Q. It would hurt the plaintiff, wouldn't it, Mr. Sauter?
Q. If you got enough of the finest assets [employees] of the plaintiff it could ruin the plaintiff, couldn't it?
Q. If you wanted to ruin your second most important competitor wouldn't it be a good way to hire a substantial number of his important personnel?
A. If I wanted to ruin him, yes.
Q. Do you believe, Mr. Sauter, that your company did hire a substantial number of your production and administrative and sales personnel from the plaintiff?
(Testimony of Richard Sauter, April 19, 1973, at pages 1161-62)
Thus, the jury was presented with substantial evidence from which it could and did find that the defendants were motivated by a desire to destroy plaintiff's business. The clandestine nature of defendants' approach to plaintiff's employees and defendants' failure to make any real effort to obtain employees elsewhere is further evidence on this point.
Finally, there was substantial evidence from which the jury could and did find that a conspiracy existed. The agreement or understanding of defendants to obtain a substantial number of plaintiff's employees was admitted, as were the taking and use of plaintiff's confidential information. Further, there was extensive additional evidence of the conspiracy, both direct and circumstantial. As but one example, Arnold Kleinfeld, one of plaintiff's most important former customers, testified that he told Richard Sauter after he left plaintiff that he, Kleinfeld, could do no work for the defendants so long as he remained plaintiff's commission broker. Immediately thereafter, John Park, who was still president of plaintiff, fired Arnold Kleinfeld, and Mr. Kleinfeld promptly went over to the defendant, Richard S. Sauter Co., gave it all or most of the business he had previously given plaintiff, and was one of defendant's largest customers. Shortly thereafter, John Park resigned his position with plaintiff and himself joined the defendants.
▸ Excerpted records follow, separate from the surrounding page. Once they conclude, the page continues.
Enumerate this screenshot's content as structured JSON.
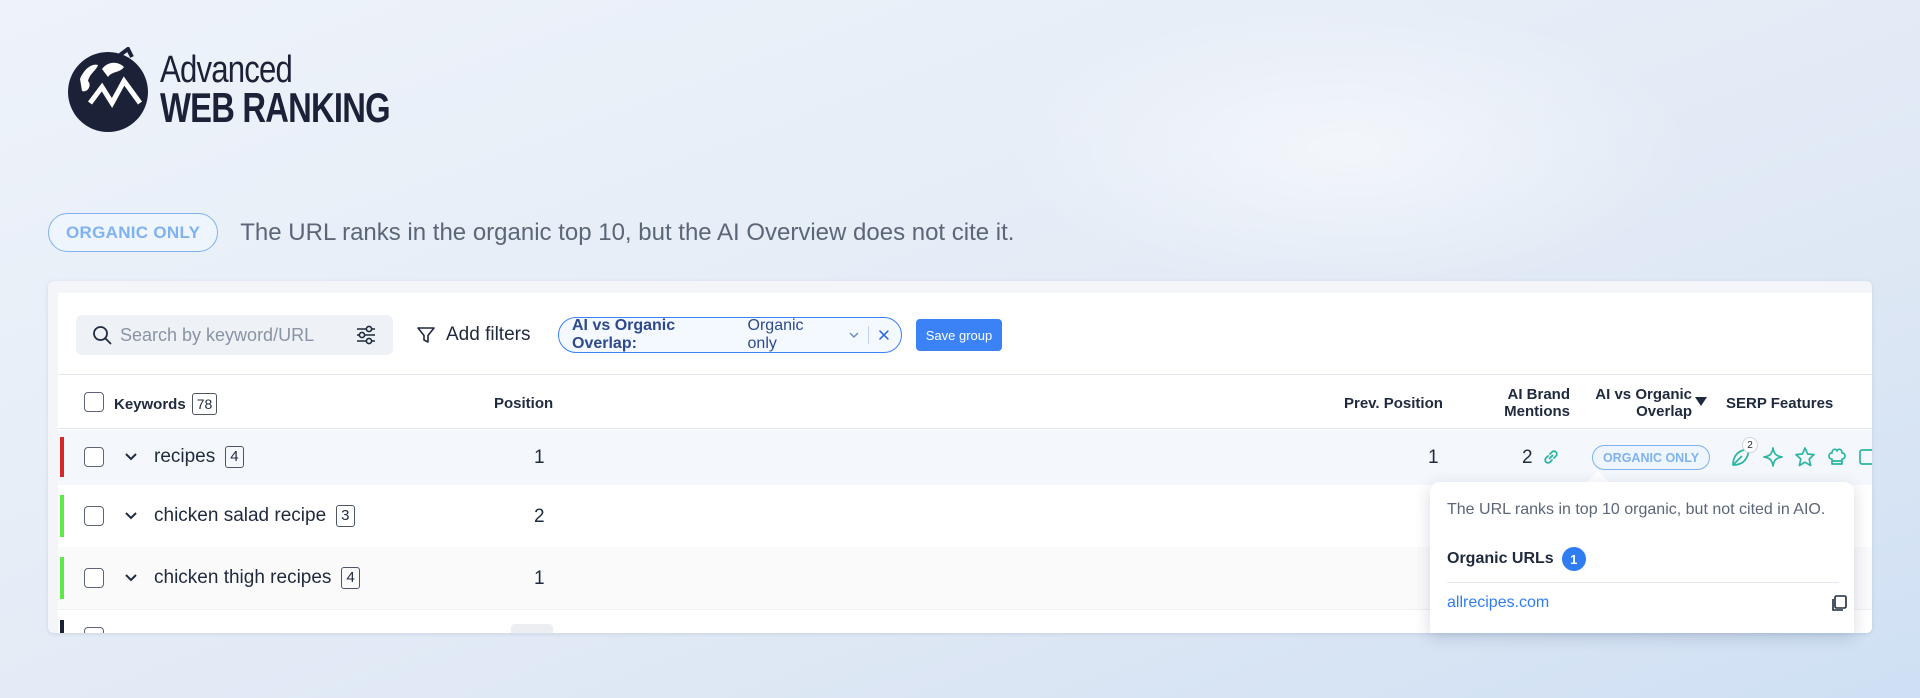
{
  "logo": {
    "line1": "Advanced",
    "line2": "WEB RANKING"
  },
  "legend": {
    "pill": "ORGANIC ONLY",
    "description": "The URL ranks in the organic top 10, but the AI Overview does not cite it."
  },
  "toolbar": {
    "search_placeholder": "Search by keyword/URL",
    "add_filters": "Add filters",
    "filter_chip": {
      "label": "AI vs Organic Overlap:",
      "value": "Organic only"
    },
    "save_group": "Save group"
  },
  "table": {
    "headers": {
      "keywords": "Keywords",
      "keywords_count": "78",
      "position": "Position",
      "prev_position": "Prev. Position",
      "ai_brand_line1": "AI Brand",
      "ai_brand_line2": "Mentions",
      "overlap_line1": "AI vs Organic",
      "overlap_line2": "Overlap",
      "serp_features": "SERP Features"
    },
    "rows": [
      {
        "keyword": "recipes",
        "count": "4",
        "position": "1",
        "prev_position": "1",
        "ai_brand_mentions": "2",
        "overlap": "ORGANIC ONLY",
        "serp_badge": "2",
        "bar_color": "#d62828"
      },
      {
        "keyword": "chicken salad recipe",
        "count": "3",
        "position": "2",
        "bar_color": "#5ee84a"
      },
      {
        "keyword": "chicken thigh recipes",
        "count": "4",
        "position": "1",
        "bar_color": "#5ee84a"
      }
    ]
  },
  "tooltip": {
    "description": "The URL ranks in top 10 organic, but not cited in AIO.",
    "heading": "Organic URLs",
    "count": "1",
    "url": "allrecipes.com"
  }
}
There is a preponderance of evidence in this record upon which the jury could base its finding of an antitrust violation by defendants. Starting with the stated intention to ruin John DePaul, the testimony, when viewed in a light most favorable to the plaintiff, supports the jury's finding of an intent to injure the plaintiff as a competitor by impairing plaintiff's ability to compete in interstate commerce.
The evidence presented by the plaintiff was such that the jury could find that the defendants engaged in a clandestine plan to obtain all of the plaintiff's key employees. There is evidence of five separate solicitations of Mr. Spector, and in the case of some employees, all of the defendants were involved in the solicitation of one individual. The result was almost a complete exodus of plaintiff's key employees.
There was evidence from which the jury could find that the defendants adopted a confusingly similar name and compounded the confusion by stressing the name "Sauter", copied plaintiff's job orders and related documents and used these documents to try to take business away from plaintiff, and almost completely relied on plaintiff's customers as a source of business. Each of these items constitutes unfair competition, and there was ample evidence from which the jury could find that each was done pursuant to an agreement, combination, or understanding among the defendants with the intent to injure plaintiff. In the aggregate, these acts clearly warrant the jury's finding of a violation of Section 1 of the Sherman Act.